To do:
Please return the lines of the data that contain "diamond".

Materials provided:

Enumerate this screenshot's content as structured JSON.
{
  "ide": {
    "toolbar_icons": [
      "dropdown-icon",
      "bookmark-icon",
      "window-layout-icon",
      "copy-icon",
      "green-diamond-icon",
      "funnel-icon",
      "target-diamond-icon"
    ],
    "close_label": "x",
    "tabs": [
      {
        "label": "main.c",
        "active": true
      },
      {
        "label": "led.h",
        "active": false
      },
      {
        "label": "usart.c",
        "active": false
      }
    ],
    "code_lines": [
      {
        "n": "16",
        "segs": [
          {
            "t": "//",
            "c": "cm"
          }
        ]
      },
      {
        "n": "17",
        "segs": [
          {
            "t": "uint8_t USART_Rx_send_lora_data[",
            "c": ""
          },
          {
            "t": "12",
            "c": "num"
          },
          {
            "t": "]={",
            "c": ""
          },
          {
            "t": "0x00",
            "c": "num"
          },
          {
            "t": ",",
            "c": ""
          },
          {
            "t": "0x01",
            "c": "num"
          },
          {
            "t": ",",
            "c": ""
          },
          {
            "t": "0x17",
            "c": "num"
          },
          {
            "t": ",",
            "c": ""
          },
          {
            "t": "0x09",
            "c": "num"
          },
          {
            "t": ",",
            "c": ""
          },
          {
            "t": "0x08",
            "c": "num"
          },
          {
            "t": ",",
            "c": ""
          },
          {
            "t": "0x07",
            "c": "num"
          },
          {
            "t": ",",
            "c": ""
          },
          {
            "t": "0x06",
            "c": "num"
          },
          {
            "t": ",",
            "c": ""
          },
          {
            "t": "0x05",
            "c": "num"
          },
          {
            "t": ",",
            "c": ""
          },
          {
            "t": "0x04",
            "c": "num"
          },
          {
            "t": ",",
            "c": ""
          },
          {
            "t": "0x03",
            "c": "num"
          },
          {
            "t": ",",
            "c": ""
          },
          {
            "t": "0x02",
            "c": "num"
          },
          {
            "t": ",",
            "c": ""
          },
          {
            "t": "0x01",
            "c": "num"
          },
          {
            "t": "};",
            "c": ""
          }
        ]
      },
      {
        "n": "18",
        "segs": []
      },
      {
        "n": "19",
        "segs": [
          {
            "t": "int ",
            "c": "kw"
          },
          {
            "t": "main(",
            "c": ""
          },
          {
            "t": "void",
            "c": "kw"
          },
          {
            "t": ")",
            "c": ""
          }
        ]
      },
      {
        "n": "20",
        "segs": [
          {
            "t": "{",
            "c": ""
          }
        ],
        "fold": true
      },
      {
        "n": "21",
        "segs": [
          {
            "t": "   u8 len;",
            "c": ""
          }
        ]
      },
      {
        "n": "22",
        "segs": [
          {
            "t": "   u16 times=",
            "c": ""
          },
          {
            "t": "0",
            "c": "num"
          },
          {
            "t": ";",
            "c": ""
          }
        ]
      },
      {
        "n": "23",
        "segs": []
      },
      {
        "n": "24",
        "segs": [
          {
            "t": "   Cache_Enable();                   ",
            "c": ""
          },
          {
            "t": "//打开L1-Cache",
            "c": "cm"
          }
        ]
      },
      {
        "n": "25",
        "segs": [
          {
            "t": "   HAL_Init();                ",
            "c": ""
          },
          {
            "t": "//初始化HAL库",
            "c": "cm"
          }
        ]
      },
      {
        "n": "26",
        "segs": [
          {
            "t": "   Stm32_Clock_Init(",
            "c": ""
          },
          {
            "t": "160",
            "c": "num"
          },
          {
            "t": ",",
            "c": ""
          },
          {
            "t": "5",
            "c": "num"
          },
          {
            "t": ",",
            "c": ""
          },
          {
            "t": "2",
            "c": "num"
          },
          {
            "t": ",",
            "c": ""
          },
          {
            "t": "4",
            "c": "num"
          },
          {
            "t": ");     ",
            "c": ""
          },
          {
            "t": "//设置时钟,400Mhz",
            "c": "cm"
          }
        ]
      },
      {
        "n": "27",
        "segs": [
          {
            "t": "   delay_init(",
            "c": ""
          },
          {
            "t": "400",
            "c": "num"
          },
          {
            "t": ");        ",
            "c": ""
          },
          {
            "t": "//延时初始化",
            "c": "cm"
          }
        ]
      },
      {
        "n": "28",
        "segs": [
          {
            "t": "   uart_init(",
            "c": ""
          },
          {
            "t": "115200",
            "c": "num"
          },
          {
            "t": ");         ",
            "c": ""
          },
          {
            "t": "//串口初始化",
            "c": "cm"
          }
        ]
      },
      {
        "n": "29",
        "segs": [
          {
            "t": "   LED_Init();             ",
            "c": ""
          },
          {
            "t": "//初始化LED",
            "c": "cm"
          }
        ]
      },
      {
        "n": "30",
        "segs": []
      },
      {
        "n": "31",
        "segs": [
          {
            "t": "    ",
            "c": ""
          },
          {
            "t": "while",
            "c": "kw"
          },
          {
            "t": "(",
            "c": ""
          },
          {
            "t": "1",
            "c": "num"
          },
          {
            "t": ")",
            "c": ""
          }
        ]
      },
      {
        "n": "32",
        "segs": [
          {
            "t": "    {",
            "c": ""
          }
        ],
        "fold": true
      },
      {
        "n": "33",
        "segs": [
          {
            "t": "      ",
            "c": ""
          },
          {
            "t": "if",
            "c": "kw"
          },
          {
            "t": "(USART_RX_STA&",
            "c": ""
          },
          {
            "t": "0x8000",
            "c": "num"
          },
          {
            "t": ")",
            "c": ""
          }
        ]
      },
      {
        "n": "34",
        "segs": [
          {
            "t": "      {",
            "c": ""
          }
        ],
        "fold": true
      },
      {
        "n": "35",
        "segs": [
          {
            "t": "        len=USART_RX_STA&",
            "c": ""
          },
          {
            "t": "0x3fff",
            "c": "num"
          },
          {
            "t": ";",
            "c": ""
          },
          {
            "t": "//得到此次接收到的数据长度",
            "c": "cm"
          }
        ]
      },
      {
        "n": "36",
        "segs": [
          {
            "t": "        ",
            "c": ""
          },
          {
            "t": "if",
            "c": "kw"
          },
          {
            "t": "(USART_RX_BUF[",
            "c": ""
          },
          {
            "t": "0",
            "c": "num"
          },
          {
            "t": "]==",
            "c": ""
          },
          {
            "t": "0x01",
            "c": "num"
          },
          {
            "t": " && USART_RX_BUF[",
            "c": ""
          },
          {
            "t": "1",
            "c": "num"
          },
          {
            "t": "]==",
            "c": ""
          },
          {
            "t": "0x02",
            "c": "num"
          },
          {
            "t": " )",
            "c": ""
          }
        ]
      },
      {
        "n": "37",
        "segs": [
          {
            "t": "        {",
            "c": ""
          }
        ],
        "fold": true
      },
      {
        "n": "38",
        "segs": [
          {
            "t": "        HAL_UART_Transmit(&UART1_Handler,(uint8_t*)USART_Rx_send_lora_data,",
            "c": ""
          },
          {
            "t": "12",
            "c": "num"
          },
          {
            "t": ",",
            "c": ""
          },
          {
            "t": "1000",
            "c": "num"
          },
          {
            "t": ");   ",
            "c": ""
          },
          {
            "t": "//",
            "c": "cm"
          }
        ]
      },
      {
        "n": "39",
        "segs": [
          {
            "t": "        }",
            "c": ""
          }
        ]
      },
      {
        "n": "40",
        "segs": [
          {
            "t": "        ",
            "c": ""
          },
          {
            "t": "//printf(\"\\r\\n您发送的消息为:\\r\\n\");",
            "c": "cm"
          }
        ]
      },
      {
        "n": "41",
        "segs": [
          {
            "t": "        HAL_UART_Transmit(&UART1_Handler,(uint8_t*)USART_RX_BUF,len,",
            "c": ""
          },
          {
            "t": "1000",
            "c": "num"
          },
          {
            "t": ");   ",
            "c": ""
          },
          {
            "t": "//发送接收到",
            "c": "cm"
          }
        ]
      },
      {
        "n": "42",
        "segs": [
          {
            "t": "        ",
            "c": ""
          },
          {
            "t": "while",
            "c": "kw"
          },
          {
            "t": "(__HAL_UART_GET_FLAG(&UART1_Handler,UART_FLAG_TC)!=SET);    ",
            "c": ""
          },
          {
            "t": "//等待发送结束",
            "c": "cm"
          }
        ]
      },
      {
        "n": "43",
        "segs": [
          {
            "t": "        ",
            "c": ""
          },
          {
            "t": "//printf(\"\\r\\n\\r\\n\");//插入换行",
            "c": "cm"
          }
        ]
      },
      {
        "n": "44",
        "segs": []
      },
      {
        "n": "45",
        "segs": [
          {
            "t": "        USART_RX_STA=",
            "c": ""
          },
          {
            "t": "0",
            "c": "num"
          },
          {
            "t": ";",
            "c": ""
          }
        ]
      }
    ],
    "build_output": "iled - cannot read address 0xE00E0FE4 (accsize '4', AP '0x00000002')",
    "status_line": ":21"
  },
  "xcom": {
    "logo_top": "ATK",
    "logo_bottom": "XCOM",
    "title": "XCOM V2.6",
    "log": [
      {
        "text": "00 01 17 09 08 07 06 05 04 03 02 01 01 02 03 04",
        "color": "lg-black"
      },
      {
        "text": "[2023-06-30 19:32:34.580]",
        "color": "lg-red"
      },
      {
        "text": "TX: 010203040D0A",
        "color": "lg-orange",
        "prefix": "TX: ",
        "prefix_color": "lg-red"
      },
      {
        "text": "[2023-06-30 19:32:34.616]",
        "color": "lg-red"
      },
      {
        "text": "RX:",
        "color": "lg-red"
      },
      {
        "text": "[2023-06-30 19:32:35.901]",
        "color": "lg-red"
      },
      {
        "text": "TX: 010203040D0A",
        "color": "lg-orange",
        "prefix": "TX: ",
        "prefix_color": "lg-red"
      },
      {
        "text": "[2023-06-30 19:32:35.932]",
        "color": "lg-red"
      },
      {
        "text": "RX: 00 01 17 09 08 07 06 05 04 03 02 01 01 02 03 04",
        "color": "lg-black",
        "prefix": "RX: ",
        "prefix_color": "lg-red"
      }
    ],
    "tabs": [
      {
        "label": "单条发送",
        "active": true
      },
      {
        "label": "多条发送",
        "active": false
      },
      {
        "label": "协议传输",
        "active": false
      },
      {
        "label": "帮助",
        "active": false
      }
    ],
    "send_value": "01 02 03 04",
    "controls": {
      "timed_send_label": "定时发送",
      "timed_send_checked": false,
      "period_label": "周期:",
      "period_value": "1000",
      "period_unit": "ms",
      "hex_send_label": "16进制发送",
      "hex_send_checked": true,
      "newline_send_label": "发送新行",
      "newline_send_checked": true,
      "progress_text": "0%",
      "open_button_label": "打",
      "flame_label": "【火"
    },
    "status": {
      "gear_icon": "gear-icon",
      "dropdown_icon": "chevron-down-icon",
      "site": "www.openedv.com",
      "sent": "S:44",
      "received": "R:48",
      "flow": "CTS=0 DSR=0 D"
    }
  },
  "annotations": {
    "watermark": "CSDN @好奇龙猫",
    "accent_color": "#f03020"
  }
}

Solution for this problem:
      "green-diamond-icon",
      "target-diamond-icon"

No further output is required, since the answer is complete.